How do you want people to view this body of work? How do you want them to feel when they leave the exhibition?
I want people to see that we’re a lot more similar than we are different. I think that’s what I've learnt from the men that I've met over the years. You know, so many of the men in the works are straight-identifying. And before doing the gloryhole, I barely talked to straight men. I also wanted to flip the conversation and ask people, “what is straight?” as a sexuality identity. I work in a peer organisation, I work with queer clients. For me, straight men are literally from another world. But when I engaged with them through this work, I learned that they are so similar to a lot of my friends — their anxieties, their fears, their issues in life.
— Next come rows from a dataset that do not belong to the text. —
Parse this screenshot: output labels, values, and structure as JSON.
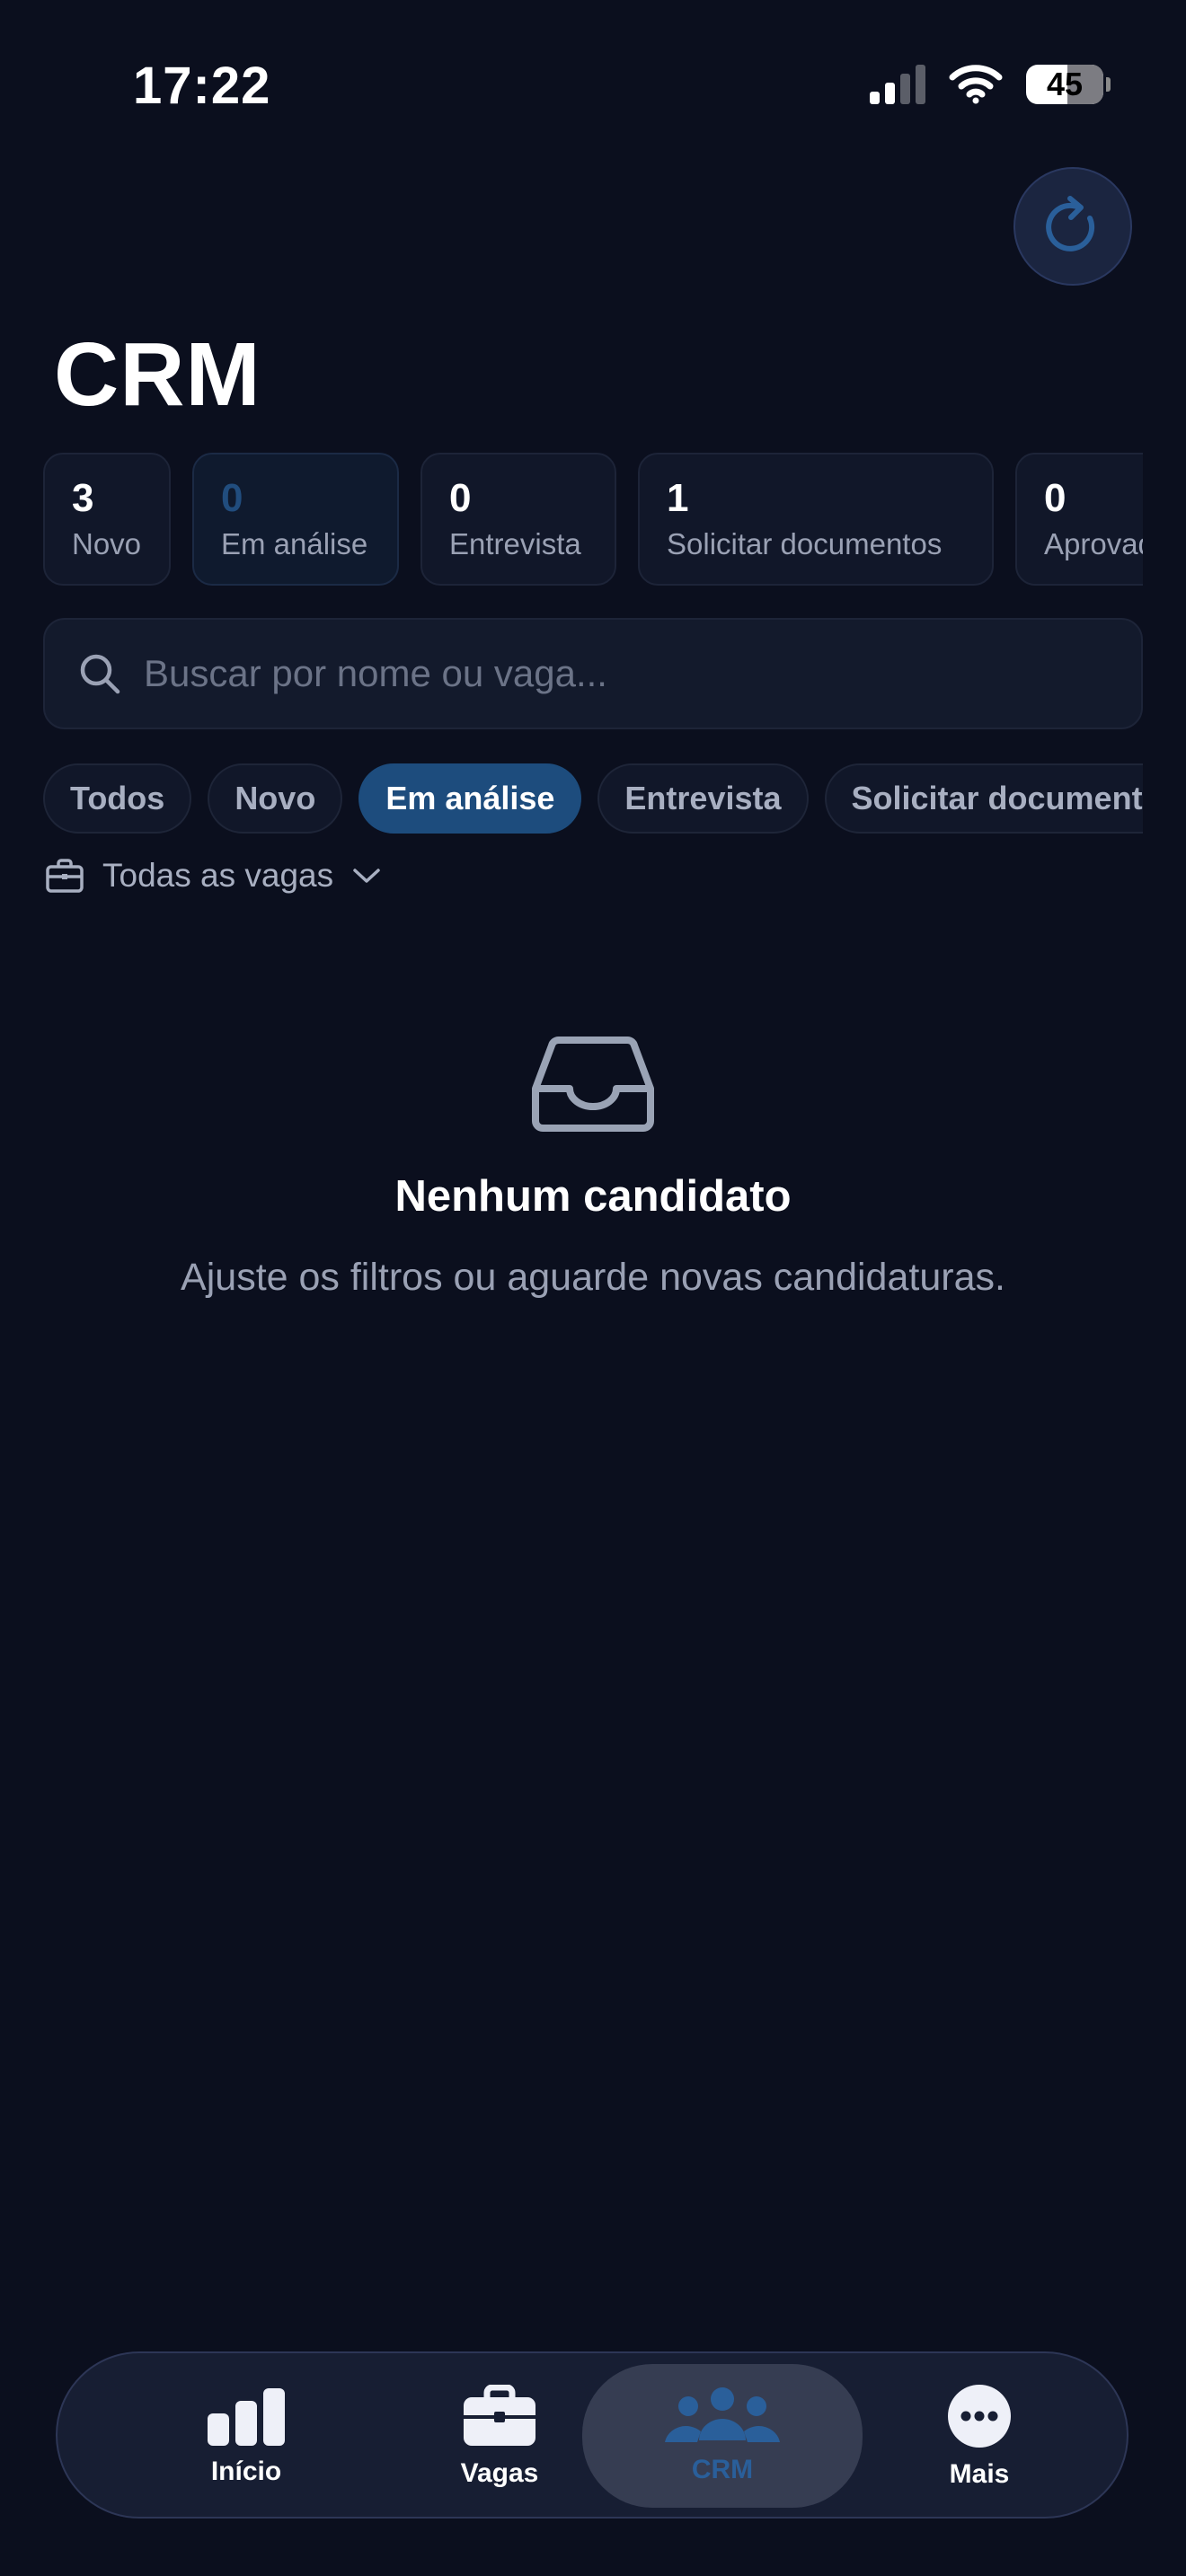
{
  "status_bar": {
    "time": "17:22",
    "battery": "45"
  },
  "header": {
    "title": "CRM"
  },
  "stats": [
    {
      "count": "3",
      "label": "Novo",
      "active": false
    },
    {
      "count": "0",
      "label": "Em análise",
      "active": true
    },
    {
      "count": "0",
      "label": "Entrevista",
      "active": false
    },
    {
      "count": "1",
      "label": "Solicitar documentos",
      "active": false
    },
    {
      "count": "0",
      "label": "Aprovado",
      "active": false
    }
  ],
  "search": {
    "placeholder": "Buscar por nome ou vaga..."
  },
  "filters": [
    "Todos",
    "Novo",
    "Em análise",
    "Entrevista",
    "Solicitar documentos"
  ],
  "active_filter": "Em análise",
  "vagas_filter": {
    "label": "Todas as vagas"
  },
  "empty_state": {
    "title": "Nenhum candidato",
    "subtitle": "Ajuste os filtros ou aguarde novas candidaturas."
  },
  "tabbar": {
    "items": [
      {
        "label": "Início",
        "icon": "chart-bars-icon"
      },
      {
        "label": "Vagas",
        "icon": "briefcase-icon"
      },
      {
        "label": "CRM",
        "icon": "people-icon"
      },
      {
        "label": "Mais",
        "icon": "more-icon"
      }
    ],
    "active": "CRM"
  },
  "colors": {
    "background": "#0b0f1e",
    "accent": "#1d4c7d",
    "active_tab_text": "#2a5f9a"
  }
}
The capacity for us humans to be vulnerable and to give love to people we don’t know is very much possible and accessible. And I think what I like most about this work and this practice is that anyone can do it. You can take a photograph, you can ask your lovers questions, and you can create your own versions of the same art. Talking to your lovers is a work of art.
What does it mean to love someone?
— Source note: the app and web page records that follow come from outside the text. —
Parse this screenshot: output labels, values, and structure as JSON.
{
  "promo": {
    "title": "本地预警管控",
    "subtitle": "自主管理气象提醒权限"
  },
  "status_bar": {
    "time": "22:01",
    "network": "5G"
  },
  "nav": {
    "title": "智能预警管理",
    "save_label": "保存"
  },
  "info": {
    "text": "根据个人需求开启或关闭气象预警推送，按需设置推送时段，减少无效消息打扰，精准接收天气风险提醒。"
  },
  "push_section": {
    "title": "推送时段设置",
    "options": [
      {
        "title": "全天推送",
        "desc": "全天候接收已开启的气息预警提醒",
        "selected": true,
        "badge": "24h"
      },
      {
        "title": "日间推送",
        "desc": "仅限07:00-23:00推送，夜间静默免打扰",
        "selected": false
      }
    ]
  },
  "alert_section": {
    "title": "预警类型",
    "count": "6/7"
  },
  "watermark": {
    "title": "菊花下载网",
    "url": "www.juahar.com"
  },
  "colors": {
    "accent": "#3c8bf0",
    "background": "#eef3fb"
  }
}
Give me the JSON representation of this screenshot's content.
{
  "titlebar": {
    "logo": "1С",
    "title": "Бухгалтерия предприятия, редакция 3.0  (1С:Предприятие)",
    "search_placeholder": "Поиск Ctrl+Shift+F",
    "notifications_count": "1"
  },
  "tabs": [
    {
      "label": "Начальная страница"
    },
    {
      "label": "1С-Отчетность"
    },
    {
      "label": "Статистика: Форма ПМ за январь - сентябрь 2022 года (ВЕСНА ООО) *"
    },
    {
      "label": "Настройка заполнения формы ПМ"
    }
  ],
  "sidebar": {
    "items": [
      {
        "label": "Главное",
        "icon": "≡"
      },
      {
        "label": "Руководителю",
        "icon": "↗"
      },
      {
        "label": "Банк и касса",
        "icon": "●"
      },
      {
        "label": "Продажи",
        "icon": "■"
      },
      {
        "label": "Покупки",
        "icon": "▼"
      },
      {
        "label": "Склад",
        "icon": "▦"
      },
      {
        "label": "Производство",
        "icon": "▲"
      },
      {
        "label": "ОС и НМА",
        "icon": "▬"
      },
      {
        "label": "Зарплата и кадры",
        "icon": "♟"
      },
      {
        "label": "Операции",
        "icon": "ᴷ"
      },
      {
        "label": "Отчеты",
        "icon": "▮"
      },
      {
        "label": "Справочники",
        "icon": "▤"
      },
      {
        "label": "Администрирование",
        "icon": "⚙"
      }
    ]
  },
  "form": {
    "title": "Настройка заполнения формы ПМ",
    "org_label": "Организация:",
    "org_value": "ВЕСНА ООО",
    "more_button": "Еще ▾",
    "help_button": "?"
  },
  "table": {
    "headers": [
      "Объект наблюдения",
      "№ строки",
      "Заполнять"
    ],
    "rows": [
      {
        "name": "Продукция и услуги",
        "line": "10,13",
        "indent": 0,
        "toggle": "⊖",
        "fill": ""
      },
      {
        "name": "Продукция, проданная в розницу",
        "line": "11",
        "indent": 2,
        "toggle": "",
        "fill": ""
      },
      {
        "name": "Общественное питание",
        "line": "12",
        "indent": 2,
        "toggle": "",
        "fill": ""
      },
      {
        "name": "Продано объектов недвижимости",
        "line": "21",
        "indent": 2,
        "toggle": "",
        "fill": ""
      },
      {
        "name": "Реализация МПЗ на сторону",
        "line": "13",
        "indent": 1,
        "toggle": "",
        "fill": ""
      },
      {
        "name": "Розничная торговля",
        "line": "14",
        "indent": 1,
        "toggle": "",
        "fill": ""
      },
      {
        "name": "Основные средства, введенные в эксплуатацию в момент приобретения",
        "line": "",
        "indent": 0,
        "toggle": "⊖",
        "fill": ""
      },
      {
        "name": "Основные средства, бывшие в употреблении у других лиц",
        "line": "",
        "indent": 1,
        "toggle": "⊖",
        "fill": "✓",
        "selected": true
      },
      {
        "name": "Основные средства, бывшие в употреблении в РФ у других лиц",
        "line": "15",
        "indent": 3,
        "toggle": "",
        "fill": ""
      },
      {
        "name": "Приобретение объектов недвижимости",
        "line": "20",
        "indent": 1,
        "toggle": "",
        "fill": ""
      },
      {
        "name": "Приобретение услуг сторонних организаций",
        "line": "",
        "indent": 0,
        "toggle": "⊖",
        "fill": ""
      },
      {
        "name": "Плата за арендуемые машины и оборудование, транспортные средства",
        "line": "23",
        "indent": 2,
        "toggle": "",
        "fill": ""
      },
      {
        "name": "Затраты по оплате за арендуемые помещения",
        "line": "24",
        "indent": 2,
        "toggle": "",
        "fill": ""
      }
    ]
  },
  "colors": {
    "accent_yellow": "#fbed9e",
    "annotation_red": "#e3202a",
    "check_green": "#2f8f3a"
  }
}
Acceptance, freedom and the capacity to listen. That’s how I view love.
You spoke earlier about how you didn’t always view your works as art. Do you identify as an artist now?
Yeah, I do now — particularly in the last year.
What makes someone an artist?
Well, here's the thing: I think it takes an immense amount of creativity to keep yourself alive. To be alive is a work of art. It’s fascinating, though, because I have friends who are very creative who make art, and when I call them an artist, they say, “Oh, I’m not an artist!”. I see the repulsion, the fear. People are really scared to call themselves artists, but we all have so much creativity within us. It’s in our essence as humans to create.
A designer once told me that you just have to be yourself in this world. People are either going to understand your vision and they’re going to support you, or they’re not. I’m curious: who has influenced you the most in your career?
The reason why I was able to get this work to where it is now is because I let go of my ego. I’ve always put pressure on myself to create something fresh, something unique, something visually different, But then one day I asked myself if any of this is actually important. So much of how I view art is through the marriage of aesthetics and philosophy. Knowledge doesn’t come from a vacuum.
I remember thinking about the people who have mentored me and inspired me. That’s when I thought of William Yang. He’s such a huge influence in how the work looks now. He’s the one who introduced me to sex and photography, and the one who showed me that queer Asian folks can be leaders in this space. Historically, Asian folks haven’t been seen as a part of the LGBTQ communities here in Australia. And yet, ironically, every Mardi Gras photo from the 70s and 80s has been taken by William. I just remember talking to him and telling him that I really wanted to adapt his style into my work, and he showed me his processes and shared with me his method.
When people see my work, I want them to be reminded of who William Yang is. Because then it’s connecting me to the history of queer Asian artists in Australia, and reintroducing a new generation of people to his work. I consider him to be such such a treasure — to the community and beyond. There are only a few people like him in this country.
Community is a powerful thing. It’s easier to spread a message through a community than to try and change one person’s mind.
I take a lot of inspiration from the marriage equality campaign in Australia. So much of what made that campaign successful was the storytelling that came from the community. It wasn’t about data and statistics; it was about the story of someone’s brother or someone’s sister, a family member or someone you cared for. Those are the stories I want to tell with my work.